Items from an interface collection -
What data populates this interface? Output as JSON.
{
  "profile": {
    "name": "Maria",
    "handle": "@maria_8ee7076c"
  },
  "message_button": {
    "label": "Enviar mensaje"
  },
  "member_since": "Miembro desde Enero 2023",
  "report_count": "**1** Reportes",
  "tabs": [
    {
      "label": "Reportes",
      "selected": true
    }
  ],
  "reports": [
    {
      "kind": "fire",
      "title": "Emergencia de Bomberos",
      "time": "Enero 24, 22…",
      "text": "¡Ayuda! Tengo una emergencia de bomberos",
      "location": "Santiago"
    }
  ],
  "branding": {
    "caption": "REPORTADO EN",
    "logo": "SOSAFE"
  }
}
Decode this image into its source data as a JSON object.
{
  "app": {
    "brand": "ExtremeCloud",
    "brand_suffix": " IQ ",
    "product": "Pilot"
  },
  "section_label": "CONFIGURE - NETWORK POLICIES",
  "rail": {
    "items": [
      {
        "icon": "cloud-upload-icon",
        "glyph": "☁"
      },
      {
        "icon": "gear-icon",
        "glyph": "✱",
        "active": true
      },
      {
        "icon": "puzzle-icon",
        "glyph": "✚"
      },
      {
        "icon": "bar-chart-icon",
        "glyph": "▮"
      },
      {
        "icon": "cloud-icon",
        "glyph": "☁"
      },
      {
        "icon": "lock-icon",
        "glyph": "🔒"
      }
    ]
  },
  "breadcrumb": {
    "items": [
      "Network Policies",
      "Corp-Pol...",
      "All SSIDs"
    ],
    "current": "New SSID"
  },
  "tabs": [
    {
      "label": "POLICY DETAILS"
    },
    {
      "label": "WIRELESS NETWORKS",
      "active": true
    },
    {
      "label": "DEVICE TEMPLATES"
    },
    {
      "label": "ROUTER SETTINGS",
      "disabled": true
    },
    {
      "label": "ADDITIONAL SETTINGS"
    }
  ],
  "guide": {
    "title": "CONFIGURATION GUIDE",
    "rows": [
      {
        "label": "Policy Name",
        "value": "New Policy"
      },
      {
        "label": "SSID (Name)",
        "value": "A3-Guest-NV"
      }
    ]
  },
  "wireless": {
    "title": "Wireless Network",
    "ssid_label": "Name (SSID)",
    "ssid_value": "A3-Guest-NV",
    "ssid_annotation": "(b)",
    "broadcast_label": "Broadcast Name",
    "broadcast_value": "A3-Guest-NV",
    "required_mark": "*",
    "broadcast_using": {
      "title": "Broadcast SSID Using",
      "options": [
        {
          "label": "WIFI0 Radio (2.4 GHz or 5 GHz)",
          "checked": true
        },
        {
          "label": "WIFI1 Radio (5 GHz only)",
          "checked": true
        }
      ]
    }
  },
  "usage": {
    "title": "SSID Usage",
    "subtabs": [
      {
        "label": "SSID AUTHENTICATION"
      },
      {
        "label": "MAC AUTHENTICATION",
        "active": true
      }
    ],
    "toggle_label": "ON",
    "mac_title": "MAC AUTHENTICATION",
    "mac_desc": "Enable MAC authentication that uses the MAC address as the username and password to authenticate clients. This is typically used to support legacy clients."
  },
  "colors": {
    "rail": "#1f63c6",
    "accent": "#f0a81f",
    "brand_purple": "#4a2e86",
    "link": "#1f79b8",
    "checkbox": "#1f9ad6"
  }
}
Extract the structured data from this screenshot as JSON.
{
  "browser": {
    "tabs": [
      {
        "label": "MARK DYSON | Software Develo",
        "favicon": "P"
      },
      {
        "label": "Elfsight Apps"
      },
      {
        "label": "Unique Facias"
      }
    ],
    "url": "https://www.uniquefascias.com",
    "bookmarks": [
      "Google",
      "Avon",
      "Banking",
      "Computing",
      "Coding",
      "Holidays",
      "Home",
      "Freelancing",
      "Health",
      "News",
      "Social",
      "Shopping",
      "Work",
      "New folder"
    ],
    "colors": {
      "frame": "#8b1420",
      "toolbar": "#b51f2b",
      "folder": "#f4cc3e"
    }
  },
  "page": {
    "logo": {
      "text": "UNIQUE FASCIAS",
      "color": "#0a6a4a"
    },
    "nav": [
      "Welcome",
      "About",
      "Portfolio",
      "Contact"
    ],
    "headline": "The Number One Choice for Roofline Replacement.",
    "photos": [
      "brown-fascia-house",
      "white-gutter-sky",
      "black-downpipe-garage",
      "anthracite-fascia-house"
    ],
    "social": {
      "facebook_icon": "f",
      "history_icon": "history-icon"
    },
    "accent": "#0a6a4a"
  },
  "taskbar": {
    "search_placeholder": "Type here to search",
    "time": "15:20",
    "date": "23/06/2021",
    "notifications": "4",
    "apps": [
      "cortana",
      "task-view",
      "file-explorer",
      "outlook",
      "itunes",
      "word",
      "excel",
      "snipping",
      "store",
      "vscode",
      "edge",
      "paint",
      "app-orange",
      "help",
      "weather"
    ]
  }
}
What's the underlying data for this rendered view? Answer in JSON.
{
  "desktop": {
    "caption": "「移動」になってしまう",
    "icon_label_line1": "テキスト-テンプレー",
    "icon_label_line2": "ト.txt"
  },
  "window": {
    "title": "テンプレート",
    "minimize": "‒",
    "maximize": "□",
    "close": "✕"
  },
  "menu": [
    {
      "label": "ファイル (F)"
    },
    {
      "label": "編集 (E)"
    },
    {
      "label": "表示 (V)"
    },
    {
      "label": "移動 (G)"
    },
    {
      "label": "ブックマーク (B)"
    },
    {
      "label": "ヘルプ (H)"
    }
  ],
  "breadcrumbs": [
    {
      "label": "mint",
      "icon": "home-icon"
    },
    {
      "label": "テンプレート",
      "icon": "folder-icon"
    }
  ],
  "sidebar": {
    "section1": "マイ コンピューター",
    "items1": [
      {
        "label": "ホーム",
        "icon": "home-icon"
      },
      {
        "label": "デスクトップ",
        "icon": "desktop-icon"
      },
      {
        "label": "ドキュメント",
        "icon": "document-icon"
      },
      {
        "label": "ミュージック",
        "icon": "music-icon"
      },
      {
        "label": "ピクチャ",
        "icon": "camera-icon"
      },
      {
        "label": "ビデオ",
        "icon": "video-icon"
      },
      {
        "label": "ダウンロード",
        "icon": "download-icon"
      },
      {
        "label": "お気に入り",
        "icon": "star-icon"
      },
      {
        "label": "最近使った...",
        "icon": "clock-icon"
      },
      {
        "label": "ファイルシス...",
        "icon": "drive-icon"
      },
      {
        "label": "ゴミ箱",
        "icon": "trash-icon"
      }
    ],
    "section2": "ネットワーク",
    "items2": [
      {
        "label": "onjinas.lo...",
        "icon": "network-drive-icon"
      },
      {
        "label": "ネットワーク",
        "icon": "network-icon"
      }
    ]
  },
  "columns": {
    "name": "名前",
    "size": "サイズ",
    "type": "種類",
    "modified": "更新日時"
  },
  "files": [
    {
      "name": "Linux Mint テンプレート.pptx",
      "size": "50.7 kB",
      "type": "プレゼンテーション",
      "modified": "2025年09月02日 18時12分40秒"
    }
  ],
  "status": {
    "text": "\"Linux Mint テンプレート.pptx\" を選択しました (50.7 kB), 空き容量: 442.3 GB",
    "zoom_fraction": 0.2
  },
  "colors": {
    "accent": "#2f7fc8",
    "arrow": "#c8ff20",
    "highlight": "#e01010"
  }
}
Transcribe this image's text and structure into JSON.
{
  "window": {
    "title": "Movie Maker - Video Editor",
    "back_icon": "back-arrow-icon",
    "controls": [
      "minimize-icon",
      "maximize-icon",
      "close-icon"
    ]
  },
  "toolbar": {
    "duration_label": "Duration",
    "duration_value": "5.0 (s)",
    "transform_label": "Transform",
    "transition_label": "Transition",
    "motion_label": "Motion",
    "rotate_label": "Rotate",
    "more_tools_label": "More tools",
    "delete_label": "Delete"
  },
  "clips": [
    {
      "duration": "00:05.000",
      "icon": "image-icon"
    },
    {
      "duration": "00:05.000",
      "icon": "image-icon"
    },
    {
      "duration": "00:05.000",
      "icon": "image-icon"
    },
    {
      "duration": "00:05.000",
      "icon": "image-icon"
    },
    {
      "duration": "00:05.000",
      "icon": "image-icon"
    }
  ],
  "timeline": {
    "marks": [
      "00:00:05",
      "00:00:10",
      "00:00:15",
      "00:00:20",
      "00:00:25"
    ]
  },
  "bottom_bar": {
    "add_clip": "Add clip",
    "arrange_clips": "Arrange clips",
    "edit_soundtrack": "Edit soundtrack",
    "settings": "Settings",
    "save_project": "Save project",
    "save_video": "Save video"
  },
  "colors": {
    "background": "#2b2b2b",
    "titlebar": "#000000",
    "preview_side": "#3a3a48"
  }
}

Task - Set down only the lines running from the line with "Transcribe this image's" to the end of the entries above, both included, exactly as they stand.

Response for this exercise -
Transcribe this image's text and structure into JSON.
{
  "window": {
    "title": "Movie Maker - Video Editor",
    "back_icon": "back-arrow-icon",
    "controls": [
      "minimize-icon",
      "maximize-icon",
      "close-icon"
    ]
  },
  "toolbar": {
    "duration_label": "Duration",
    "duration_value": "5.0 (s)",
    "transform_label": "Transform",
    "transition_label": "Transition",
    "motion_label": "Motion",
    "rotate_label": "Rotate",
    "more_tools_label": "More tools",
    "delete_label": "Delete"
  },
  "clips": [
    {
      "duration": "00:05.000",
      "icon": "image-icon"
    },
    {
      "duration": "00:05.000",
      "icon": "image-icon"
    },
    {
      "duration": "00:05.000",
      "icon": "image-icon"
    },
    {
      "duration": "00:05.000",
      "icon": "image-icon"
    },
    {
      "duration": "00:05.000",
      "icon": "image-icon"
    }
  ],
  "timeline": {
    "marks": [
      "00:00:05",
      "00:00:10",
      "00:00:15",
      "00:00:20",
      "00:00:25"
    ]
  },
  "bottom_bar": {
    "add_clip": "Add clip",
    "arrange_clips": "Arrange clips",
    "edit_soundtrack": "Edit soundtrack",
    "settings": "Settings",
    "save_project": "Save project",
    "save_video": "Save video"
  },
  "colors": {
    "background": "#2b2b2b",
    "titlebar": "#000000",
    "preview_side": "#3a3a48"
  }
}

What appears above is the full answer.